Excerpts from a dataset

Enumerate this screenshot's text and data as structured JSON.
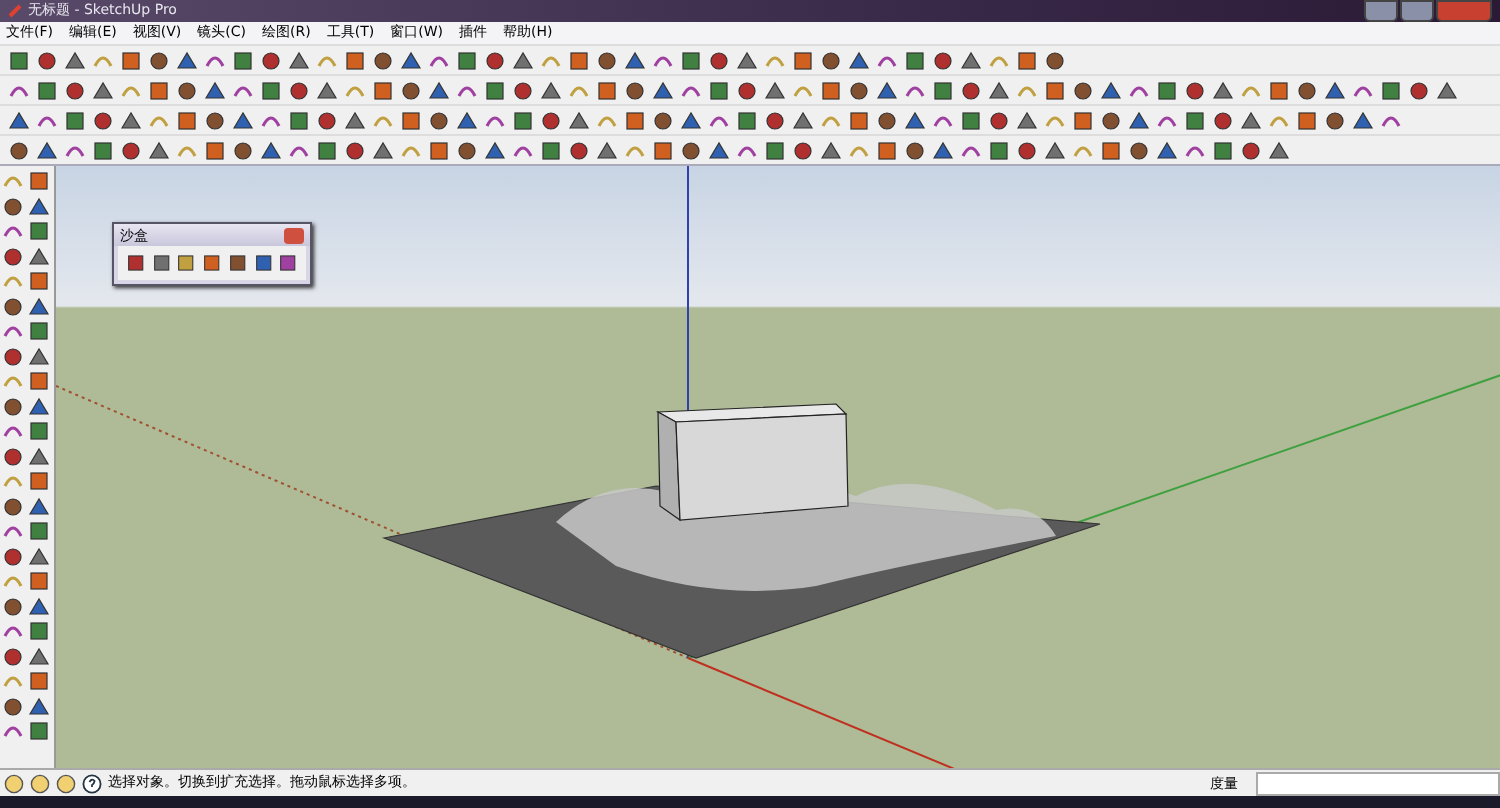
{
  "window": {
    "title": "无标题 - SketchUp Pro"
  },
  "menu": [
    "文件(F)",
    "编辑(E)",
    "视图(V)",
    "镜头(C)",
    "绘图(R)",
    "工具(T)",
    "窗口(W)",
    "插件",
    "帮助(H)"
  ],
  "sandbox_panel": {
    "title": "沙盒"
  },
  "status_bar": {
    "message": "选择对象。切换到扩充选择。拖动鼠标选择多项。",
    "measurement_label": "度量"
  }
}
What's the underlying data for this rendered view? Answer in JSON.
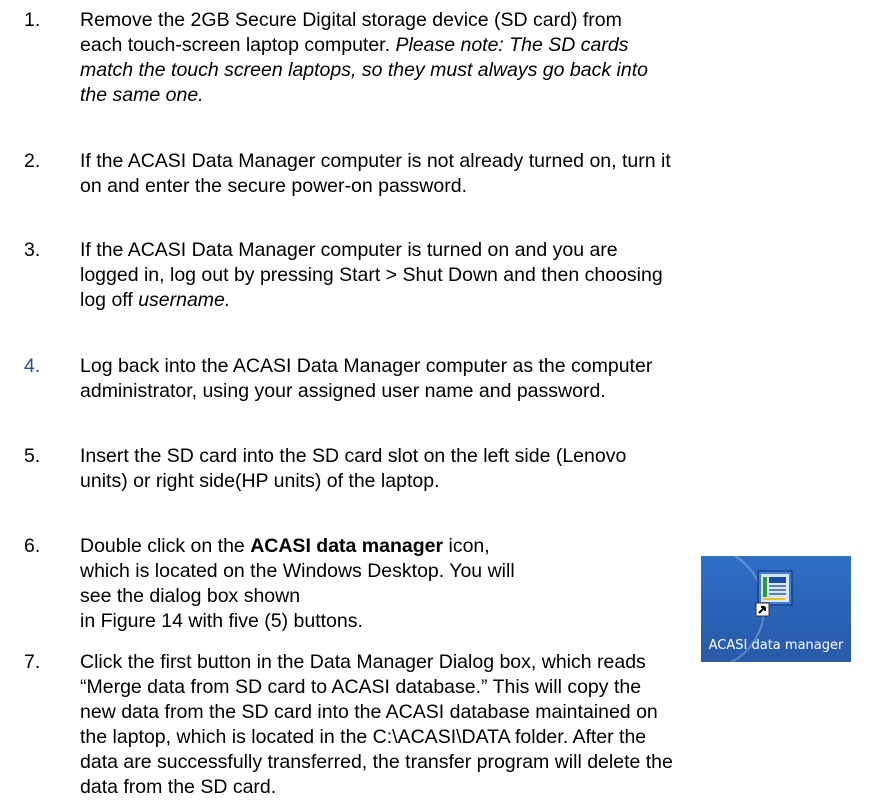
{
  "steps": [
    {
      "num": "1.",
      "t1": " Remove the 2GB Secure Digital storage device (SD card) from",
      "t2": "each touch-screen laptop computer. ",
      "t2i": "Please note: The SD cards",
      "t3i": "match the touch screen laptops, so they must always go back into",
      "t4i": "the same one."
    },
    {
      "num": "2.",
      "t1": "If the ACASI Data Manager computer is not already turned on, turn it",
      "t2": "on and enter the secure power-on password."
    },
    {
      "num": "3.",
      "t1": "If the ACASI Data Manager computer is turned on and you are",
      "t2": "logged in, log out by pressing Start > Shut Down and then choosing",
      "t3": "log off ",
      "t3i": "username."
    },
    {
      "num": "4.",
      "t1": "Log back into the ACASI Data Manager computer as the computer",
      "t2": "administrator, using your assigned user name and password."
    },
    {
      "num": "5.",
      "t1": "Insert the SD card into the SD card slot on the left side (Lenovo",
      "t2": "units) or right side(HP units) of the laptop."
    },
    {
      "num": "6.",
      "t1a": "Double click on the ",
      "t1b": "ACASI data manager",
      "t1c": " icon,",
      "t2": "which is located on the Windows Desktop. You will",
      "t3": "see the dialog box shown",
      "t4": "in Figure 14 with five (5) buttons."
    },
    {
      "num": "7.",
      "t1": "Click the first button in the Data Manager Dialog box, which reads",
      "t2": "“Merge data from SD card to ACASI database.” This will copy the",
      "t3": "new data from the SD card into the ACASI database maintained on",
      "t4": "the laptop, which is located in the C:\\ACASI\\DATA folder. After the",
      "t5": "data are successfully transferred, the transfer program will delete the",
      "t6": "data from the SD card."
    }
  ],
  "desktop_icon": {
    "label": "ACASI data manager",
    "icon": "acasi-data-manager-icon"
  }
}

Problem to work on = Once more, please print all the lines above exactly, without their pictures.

Response area =
Enumerate this screenshot's text and data as structured JSON.
{
  "window": {
    "title": "无标题 - SketchUp Pro"
  },
  "menu": [
    "文件(F)",
    "编辑(E)",
    "视图(V)",
    "镜头(C)",
    "绘图(R)",
    "工具(T)",
    "窗口(W)",
    "插件",
    "帮助(H)"
  ],
  "sandbox_panel": {
    "title": "沙盒"
  },
  "status_bar": {
    "message": "选择对象。切换到扩充选择。拖动鼠标选择多项。",
    "measurement_label": "度量"
  }
}
What's the underlying data for this rendered view? Answer in JSON.
{
  "steps": [
    {
      "num": "1.",
      "t1": " Remove the 2GB Secure Digital storage device (SD card) from",
      "t2": "each touch-screen laptop computer. ",
      "t2i": "Please note: The SD cards",
      "t3i": "match the touch screen laptops, so they must always go back into",
      "t4i": "the same one."
    },
    {
      "num": "2.",
      "t1": "If the ACASI Data Manager computer is not already turned on, turn it",
      "t2": "on and enter the secure power-on password."
    },
    {
      "num": "3.",
      "t1": "If the ACASI Data Manager computer is turned on and you are",
      "t2": "logged in, log out by pressing Start > Shut Down and then choosing",
      "t3": "log off ",
      "t3i": "username."
    },
    {
      "num": "4.",
      "t1": "Log back into the ACASI Data Manager computer as the computer",
      "t2": "administrator, using your assigned user name and password."
    },
    {
      "num": "5.",
      "t1": "Insert the SD card into the SD card slot on the left side (Lenovo",
      "t2": "units) or right side(HP units) of the laptop."
    },
    {
      "num": "6.",
      "t1a": "Double click on the ",
      "t1b": "ACASI data manager",
      "t1c": " icon,",
      "t2": "which is located on the Windows Desktop. You will",
      "t3": "see the dialog box shown",
      "t4": "in Figure 14 with five (5) buttons."
    },
    {
      "num": "7.",
      "t1": "Click the first button in the Data Manager Dialog box, which reads",
      "t2": "“Merge data from SD card to ACASI database.” This will copy the",
      "t3": "new data from the SD card into the ACASI database maintained on",
      "t4": "the laptop, which is located in the C:\\ACASI\\DATA folder. After the",
      "t5": "data are successfully transferred, the transfer program will delete the",
      "t6": "data from the SD card."
    }
  ],
  "desktop_icon": {
    "label": "ACASI data manager",
    "icon": "acasi-data-manager-icon"
  }
}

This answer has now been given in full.